Note that spawnflags is always the name of this property.
There are also a number of special purpose property types that modify the entity properties dialog UI to allow for easy browsing for files or easier manipulation of complex properties (like colors or angles).
  • axis - adds a relative 2 point axis helper
  • angle - adds an angle widget for this property to the entity dialog UI.
  • color255 - adds a button that brings up the color choosing UI, which takes the color you select and translated it into the three number RGB value. Allows extra parameters (i.e. brightness)
  • color1 - adds a color button, but uses a float [0,1] to represent RGB. Allows extra parameters (i.e. brightness)
  • filterclass - marks property as being the name of the filter to use
  • material - adds a button that brings up the material browser.
  • node_dest - adds an eyedropper to select a node in the 3d view
  • npcclass - adds a drop-down selection list populated by entities of the NPCClass type.
  • origin - origin
  • pointentityclass - adds a drop-down selection list populated by entities of the PointClass type.
  • scene - adds a button that brings up the file browser, letting you browse for scene files.
  • sidelist - adds a side selection eyedropper that allows you to choose sides (multiple with ctrl).
  • sound - adds a button that brings up the file browser, letting you browse for sound files.
  • sprite - adds a button that brings up the file browser, letting you browse for sprite files. It is advised that you use the material datatype instead; it has the same functionality, but it uses the material browser.
  • studio - adds a button that brings up the file browser, letting you browse for model files.
  • target_destination - marks property as another entity's targetname.
  • target_name_or_class - marks property as another entity's targetname or classname.
  • target_source - marks property as being the name that other entities may target.
  • vecline - adds an absolute 1 point axis helper
  • vector - 3d vector

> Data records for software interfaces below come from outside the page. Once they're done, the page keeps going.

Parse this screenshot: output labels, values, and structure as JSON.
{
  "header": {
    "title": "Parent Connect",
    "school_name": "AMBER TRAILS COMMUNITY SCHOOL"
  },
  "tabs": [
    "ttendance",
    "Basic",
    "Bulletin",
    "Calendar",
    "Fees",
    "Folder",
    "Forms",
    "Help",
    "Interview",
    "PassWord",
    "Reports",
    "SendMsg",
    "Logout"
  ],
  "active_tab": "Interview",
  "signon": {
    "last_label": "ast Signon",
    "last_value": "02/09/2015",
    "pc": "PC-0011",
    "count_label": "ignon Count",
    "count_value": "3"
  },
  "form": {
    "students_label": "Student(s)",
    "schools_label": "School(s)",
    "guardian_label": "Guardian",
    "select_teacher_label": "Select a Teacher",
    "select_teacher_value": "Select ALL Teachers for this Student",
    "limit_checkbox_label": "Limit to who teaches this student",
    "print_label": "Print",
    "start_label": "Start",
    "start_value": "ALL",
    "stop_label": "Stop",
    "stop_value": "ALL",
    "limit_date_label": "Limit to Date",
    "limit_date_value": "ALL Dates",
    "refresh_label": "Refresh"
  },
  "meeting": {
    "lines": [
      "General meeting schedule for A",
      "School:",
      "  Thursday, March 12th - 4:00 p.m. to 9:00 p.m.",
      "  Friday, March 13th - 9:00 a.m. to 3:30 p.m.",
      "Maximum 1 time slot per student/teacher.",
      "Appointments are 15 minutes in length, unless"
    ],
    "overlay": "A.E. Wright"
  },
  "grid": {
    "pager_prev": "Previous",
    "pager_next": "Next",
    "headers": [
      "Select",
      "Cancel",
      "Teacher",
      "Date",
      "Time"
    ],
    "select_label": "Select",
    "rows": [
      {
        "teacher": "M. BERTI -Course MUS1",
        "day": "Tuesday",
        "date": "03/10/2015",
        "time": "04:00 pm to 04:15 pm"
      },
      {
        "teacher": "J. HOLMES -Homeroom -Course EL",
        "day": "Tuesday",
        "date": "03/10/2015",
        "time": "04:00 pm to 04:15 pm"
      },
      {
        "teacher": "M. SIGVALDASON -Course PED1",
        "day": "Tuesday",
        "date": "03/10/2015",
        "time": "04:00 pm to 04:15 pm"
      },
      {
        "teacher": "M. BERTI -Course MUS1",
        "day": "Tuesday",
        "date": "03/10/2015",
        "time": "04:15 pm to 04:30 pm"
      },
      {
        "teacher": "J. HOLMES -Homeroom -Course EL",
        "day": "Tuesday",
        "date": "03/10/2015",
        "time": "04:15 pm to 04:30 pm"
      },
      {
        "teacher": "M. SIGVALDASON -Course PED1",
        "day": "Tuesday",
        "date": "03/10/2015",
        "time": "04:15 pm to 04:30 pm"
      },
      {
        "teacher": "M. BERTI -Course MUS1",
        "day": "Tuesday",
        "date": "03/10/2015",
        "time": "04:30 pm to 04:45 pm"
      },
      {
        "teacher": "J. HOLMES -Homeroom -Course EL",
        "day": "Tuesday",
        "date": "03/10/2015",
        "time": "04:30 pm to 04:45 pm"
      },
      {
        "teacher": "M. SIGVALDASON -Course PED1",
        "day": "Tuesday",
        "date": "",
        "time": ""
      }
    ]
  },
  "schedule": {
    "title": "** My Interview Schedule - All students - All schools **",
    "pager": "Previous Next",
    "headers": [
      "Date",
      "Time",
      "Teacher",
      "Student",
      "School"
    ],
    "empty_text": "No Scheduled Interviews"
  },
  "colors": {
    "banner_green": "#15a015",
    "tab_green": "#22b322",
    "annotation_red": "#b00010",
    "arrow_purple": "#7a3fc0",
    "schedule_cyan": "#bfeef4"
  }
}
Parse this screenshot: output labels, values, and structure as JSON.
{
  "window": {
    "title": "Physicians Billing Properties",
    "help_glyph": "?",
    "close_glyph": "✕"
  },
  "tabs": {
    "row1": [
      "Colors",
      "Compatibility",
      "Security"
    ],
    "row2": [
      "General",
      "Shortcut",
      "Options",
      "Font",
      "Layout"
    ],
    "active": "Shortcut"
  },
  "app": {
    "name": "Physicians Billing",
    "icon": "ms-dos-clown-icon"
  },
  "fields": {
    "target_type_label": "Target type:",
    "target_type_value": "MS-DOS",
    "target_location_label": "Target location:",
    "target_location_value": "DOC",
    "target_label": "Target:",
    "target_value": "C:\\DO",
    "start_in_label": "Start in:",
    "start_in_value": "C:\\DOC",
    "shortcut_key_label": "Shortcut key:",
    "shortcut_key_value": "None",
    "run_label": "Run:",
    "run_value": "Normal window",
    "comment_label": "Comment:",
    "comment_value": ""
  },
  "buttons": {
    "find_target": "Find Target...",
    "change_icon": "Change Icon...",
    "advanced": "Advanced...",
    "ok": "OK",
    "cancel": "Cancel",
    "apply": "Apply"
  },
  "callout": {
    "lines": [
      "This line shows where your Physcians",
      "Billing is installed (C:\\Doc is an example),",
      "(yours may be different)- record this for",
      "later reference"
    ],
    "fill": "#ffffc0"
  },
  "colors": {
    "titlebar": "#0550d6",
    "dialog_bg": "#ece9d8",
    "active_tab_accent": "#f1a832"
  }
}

Other file sections

Material Exclusion Lists

It seems these lists define paths that Hammer's Material Browser will not use when presenting you with a palette of textures to choose from. It should not no effect on what files are actually available to a custom map.

    // Names of the sub-directories we don't want to load materials from

Customizing auto-visgroups

This might not be operational yet. To do

@AutoVisGroup = "Tool Brushes"
    "Vis Clusters"